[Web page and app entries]
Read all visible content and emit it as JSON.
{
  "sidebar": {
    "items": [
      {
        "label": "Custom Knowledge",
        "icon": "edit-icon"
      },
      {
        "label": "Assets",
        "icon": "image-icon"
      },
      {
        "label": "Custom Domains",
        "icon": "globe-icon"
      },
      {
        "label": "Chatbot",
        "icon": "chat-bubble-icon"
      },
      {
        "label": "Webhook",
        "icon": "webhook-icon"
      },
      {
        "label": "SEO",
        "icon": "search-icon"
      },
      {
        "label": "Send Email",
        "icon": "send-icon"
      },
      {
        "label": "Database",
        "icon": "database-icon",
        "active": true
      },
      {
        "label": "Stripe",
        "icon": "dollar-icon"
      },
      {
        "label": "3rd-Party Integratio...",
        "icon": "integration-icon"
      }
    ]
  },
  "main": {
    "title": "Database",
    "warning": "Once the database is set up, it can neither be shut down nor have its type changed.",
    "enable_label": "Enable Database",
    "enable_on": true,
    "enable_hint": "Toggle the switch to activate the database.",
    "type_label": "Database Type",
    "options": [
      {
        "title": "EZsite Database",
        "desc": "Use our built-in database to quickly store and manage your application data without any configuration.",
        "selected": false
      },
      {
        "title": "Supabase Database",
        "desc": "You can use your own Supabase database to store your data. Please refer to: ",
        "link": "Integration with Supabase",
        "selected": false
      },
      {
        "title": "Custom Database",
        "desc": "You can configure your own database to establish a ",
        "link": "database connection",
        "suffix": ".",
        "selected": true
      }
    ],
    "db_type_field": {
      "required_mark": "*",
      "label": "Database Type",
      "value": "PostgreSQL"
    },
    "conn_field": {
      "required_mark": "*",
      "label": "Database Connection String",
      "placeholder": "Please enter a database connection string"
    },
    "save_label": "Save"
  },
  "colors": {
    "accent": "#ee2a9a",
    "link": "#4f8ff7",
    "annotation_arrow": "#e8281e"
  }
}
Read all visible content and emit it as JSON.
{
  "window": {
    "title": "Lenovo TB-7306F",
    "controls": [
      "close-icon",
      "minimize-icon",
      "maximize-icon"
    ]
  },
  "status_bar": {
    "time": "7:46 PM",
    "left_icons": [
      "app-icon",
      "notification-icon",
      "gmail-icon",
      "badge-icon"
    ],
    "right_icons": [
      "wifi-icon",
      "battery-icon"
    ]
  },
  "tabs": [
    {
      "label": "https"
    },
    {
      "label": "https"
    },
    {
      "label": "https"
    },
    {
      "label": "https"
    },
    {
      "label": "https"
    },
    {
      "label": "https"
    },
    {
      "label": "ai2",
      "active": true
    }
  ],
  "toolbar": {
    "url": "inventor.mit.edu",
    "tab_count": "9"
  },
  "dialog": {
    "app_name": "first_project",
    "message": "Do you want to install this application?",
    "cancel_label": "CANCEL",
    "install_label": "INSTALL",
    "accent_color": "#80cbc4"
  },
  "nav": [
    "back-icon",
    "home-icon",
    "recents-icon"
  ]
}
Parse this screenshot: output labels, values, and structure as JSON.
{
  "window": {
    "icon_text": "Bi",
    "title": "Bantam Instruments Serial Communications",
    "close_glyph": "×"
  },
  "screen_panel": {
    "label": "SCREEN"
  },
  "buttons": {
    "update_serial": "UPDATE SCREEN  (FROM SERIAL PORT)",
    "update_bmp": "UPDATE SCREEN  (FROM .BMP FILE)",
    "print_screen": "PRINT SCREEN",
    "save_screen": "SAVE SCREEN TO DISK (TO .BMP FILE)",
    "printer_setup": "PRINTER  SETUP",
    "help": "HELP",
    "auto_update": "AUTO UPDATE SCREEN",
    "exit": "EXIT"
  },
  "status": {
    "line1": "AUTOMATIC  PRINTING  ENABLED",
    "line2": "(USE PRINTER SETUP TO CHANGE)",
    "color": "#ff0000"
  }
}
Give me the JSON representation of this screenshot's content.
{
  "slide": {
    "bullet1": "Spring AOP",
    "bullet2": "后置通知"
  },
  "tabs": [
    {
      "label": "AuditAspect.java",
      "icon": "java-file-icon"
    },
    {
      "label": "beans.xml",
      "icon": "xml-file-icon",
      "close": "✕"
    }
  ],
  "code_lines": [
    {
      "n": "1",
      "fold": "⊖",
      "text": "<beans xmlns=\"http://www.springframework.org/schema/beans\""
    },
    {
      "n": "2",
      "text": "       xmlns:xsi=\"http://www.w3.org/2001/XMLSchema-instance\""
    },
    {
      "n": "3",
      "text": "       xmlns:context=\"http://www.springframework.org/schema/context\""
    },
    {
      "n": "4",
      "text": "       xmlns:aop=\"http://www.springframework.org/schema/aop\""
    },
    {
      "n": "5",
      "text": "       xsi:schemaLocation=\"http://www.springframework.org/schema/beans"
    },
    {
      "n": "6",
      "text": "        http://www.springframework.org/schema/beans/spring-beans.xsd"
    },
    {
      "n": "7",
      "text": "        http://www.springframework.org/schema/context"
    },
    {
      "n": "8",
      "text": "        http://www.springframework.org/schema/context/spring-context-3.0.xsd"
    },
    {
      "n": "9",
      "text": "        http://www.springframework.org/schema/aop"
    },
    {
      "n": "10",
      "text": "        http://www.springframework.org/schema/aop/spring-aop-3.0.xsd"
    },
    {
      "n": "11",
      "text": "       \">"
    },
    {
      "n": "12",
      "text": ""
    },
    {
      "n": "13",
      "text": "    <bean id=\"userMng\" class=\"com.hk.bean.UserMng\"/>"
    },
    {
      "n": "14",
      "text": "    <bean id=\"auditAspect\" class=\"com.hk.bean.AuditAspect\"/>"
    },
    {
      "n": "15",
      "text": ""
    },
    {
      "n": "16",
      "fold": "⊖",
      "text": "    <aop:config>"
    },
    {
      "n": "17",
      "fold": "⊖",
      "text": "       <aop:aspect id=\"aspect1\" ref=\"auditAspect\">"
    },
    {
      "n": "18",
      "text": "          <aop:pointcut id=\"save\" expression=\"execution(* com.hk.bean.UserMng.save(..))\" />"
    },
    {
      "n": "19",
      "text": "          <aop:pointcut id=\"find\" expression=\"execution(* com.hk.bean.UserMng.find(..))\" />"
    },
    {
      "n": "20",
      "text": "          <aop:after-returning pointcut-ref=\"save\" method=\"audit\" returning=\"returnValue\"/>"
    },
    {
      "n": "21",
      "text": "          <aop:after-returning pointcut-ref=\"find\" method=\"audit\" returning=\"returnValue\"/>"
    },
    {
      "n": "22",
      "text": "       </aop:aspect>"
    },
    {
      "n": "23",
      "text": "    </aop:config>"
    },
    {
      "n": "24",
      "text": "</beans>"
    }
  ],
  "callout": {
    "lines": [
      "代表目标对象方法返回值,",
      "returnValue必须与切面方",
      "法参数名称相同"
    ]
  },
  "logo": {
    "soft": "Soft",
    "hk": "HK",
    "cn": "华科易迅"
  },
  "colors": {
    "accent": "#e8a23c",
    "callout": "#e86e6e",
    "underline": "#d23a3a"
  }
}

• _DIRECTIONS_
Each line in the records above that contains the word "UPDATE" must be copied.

• _OUTPUT FOR THIS TASK_
    "update_serial": "UPDATE SCREEN  (FROM SERIAL PORT)",
    "update_bmp": "UPDATE SCREEN  (FROM .BMP FILE)",
    "auto_update": "AUTO UPDATE SCREEN",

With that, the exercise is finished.